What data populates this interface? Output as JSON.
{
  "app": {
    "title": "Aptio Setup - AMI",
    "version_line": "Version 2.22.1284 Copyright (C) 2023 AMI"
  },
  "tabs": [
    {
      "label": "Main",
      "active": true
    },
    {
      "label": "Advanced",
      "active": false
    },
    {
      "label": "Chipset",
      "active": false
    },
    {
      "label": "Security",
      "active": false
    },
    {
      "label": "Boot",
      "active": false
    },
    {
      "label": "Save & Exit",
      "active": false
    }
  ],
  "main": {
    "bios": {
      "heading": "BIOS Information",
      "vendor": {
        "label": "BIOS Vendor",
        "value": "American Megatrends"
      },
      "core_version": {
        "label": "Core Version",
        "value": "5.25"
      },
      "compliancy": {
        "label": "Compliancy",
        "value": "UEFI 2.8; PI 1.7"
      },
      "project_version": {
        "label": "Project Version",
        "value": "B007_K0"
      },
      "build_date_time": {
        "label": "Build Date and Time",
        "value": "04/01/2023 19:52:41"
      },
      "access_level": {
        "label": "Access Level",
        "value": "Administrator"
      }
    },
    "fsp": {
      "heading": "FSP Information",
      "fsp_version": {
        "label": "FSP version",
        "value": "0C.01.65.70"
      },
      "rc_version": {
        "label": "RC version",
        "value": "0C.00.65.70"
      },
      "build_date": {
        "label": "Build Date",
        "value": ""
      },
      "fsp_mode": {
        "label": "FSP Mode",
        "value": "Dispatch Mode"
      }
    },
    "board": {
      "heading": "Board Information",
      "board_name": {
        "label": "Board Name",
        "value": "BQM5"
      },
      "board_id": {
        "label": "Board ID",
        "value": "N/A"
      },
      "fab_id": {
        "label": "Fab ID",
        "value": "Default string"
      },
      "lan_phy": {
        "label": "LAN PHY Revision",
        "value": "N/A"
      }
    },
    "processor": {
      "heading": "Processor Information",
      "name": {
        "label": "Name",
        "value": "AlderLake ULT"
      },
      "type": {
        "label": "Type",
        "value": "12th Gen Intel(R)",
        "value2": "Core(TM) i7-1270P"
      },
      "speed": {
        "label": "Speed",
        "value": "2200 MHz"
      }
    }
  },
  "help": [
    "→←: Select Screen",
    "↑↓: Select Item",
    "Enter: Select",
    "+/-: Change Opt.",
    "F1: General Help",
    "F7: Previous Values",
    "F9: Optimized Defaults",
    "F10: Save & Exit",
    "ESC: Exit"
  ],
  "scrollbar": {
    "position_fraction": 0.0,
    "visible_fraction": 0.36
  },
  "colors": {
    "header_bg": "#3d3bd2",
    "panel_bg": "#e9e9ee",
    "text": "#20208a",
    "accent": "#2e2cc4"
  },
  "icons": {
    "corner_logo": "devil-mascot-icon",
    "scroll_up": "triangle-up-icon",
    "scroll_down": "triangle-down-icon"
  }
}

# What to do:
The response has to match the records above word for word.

# Answer space:
What data populates this interface? Output as JSON.
{
  "app": {
    "title": "Aptio Setup - AMI",
    "version_line": "Version 2.22.1284 Copyright (C) 2023 AMI"
  },
  "tabs": [
    {
      "label": "Main",
      "active": true
    },
    {
      "label": "Advanced",
      "active": false
    },
    {
      "label": "Chipset",
      "active": false
    },
    {
      "label": "Security",
      "active": false
    },
    {
      "label": "Boot",
      "active": false
    },
    {
      "label": "Save & Exit",
      "active": false
    }
  ],
  "main": {
    "bios": {
      "heading": "BIOS Information",
      "vendor": {
        "label": "BIOS Vendor",
        "value": "American Megatrends"
      },
      "core_version": {
        "label": "Core Version",
        "value": "5.25"
      },
      "compliancy": {
        "label": "Compliancy",
        "value": "UEFI 2.8; PI 1.7"
      },
      "project_version": {
        "label": "Project Version",
        "value": "B007_K0"
      },
      "build_date_time": {
        "label": "Build Date and Time",
        "value": "04/01/2023 19:52:41"
      },
      "access_level": {
        "label": "Access Level",
        "value": "Administrator"
      }
    },
    "fsp": {
      "heading": "FSP Information",
      "fsp_version": {
        "label": "FSP version",
        "value": "0C.01.65.70"
      },
      "rc_version": {
        "label": "RC version",
        "value": "0C.00.65.70"
      },
      "build_date": {
        "label": "Build Date",
        "value": ""
      },
      "fsp_mode": {
        "label": "FSP Mode",
        "value": "Dispatch Mode"
      }
    },
    "board": {
      "heading": "Board Information",
      "board_name": {
        "label": "Board Name",
        "value": "BQM5"
      },
      "board_id": {
        "label": "Board ID",
        "value": "N/A"
      },
      "fab_id": {
        "label": "Fab ID",
        "value": "Default string"
      },
      "lan_phy": {
        "label": "LAN PHY Revision",
        "value": "N/A"
      }
    },
    "processor": {
      "heading": "Processor Information",
      "name": {
        "label": "Name",
        "value": "AlderLake ULT"
      },
      "type": {
        "label": "Type",
        "value": "12th Gen Intel(R)",
        "value2": "Core(TM) i7-1270P"
      },
      "speed": {
        "label": "Speed",
        "value": "2200 MHz"
      }
    }
  },
  "help": [
    "→←: Select Screen",
    "↑↓: Select Item",
    "Enter: Select",
    "+/-: Change Opt.",
    "F1: General Help",
    "F7: Previous Values",
    "F9: Optimized Defaults",
    "F10: Save & Exit",
    "ESC: Exit"
  ],
  "scrollbar": {
    "position_fraction": 0.0,
    "visible_fraction": 0.36
  },
  "colors": {
    "header_bg": "#3d3bd2",
    "panel_bg": "#e9e9ee",
    "text": "#20208a",
    "accent": "#2e2cc4"
  },
  "icons": {
    "corner_logo": "devil-mascot-icon",
    "scroll_up": "triangle-up-icon",
    "scroll_down": "triangle-down-icon"
  }
}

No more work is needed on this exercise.